▶ _Records to process_

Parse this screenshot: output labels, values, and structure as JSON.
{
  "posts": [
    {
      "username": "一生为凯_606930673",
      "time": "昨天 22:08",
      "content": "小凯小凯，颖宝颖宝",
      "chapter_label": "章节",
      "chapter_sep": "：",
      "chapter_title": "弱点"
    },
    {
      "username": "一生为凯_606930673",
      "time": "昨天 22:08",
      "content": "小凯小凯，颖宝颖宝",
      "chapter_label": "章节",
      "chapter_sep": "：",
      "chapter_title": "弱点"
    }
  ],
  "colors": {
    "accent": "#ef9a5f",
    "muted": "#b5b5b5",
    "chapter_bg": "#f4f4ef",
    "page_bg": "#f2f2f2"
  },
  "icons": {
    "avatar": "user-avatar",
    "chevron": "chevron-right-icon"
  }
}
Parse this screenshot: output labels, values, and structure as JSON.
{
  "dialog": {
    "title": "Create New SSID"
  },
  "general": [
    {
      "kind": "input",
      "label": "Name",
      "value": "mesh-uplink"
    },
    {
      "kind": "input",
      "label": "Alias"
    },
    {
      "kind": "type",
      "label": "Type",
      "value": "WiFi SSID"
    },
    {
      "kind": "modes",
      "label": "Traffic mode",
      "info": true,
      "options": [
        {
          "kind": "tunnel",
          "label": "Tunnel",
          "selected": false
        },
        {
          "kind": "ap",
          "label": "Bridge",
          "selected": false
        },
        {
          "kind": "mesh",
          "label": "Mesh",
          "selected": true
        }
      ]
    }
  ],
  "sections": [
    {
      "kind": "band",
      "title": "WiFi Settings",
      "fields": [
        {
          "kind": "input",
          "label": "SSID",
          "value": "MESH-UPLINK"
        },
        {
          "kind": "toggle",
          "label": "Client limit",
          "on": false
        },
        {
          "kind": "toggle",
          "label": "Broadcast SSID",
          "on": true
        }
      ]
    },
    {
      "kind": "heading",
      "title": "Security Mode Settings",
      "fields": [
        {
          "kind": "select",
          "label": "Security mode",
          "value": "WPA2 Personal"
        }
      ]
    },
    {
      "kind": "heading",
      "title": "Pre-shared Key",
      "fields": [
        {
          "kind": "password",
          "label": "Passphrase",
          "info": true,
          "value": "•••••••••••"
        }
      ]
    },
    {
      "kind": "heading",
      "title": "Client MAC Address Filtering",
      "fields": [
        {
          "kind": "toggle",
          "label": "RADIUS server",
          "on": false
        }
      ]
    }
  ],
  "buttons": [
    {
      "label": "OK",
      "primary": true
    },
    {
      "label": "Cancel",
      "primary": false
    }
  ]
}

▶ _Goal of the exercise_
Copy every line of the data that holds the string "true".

▶ _Answer to this task_
      "info": true,
          "selected": true
          "on": true
          "info": true,
      "primary": true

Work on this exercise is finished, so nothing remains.